There were two more unexpected, welcome returns from the dead this year. Coincidentally, they’re less than a block apart: Maximo’s, which has a new owner but the same chef, and Café Sbisa, bought by Glen Hogh, the owner of Vega Tapas Café. They jointly win the Best Reborn Neighbors of 2008.
Early in the year, Chateau Du Lac moved from its tiny, unattractive space in Kenner to a much more appealing bistro in Metairie Road. That made it twice the restaurant it was, qualifying it for Best Expanded Restaurant of the Year.
Kevin Vizard, a chef whose work I’ve always enjoyed, did the opposite. He left a rent increase on his post-K St. Charles Avenue (Best New Restaurant of 2006!) to opened a smaller, tighter new Vizard’s on Magazine Street this year. The best news here is that he didn’t just close and disappear for a couple of years, as he has been known to do in the past. Best Shrunken Restaurant of the Year.
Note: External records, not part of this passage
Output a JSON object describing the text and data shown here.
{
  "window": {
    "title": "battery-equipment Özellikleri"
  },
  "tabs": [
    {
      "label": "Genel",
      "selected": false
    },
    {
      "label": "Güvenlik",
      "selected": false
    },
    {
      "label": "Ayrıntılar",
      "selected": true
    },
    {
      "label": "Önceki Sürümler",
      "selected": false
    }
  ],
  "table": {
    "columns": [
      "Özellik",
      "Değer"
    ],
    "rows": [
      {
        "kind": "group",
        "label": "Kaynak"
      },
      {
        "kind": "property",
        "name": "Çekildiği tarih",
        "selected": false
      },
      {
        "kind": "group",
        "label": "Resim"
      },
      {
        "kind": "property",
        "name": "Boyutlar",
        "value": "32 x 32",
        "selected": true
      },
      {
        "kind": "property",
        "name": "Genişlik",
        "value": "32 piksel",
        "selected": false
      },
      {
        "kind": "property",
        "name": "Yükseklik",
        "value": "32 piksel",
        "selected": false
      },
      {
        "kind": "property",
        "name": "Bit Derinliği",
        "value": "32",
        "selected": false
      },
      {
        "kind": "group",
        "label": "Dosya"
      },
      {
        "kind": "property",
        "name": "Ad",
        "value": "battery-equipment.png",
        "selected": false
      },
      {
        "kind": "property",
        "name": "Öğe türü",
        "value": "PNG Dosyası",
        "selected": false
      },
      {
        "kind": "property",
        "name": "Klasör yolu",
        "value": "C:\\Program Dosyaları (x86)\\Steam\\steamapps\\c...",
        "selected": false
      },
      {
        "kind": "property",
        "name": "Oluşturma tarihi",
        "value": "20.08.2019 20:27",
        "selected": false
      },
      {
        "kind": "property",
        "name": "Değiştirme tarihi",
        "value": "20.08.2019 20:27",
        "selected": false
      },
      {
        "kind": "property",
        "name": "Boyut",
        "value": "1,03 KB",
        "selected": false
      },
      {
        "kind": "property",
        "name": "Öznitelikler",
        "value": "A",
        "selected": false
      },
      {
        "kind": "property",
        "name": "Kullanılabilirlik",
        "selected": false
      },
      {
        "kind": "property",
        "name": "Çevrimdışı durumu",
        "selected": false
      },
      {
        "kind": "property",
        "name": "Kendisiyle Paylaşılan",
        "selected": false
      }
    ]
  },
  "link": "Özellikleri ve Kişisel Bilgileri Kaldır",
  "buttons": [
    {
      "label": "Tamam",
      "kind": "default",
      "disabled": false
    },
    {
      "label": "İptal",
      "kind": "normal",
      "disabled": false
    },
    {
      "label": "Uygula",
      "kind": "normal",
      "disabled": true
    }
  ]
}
After struggling to establish his own cuisine at Peristyle, Chef Tom Wolfe–who bought the restaurant right before Katrina–gave up that fight and started another one. He renamed the place Wolfe’s (no big deal; it’s had at least three other names in its past) and reopened with a new menu that was supposed to be more in a Creole vein. But the changes have been subtle; the menu reads much like the Peristyle version, to me. Best Side-Stepping Restaurant of the Year.
The year began on a very optimistic note at La Provence, with Chef Rene Bajeux–probably the most gifted French chef in town then. He was in the kitchen cooking and in the barnyard raising pigs and chickens, saying it was great to be a chef again. Then he was gone. Randy Lewis, who we remember from Indigo a few years ago, came in as not only chef but partner with John Besh. His changes were deeper than we expected, winning the Best Hard To Dope Out Restaurant of 2008.
After a long foreplay, Chef Scott Boswell of Stella! finally reopened Stanley!–his cool post-Katrina grill and soda fountain–in the Lower Pontalba at year’s end. He wins Best New Restaurant of Last Year, Next Year.
While all this was going on, the increase in size of the New Orleans restaurant community continued. On the first day of 2008 year, 884 real restaurants were open in the New Orleans area. Two weeks before year’s end, the number is 980. We had 809 before Katrina. To put this in perspective, almost all other parts of the country saw their restaurant populations dwindle. New York and Los Angeles have seen significant drops. We are not doing badly.
But I’m hoping somebody wakes us up in 2009.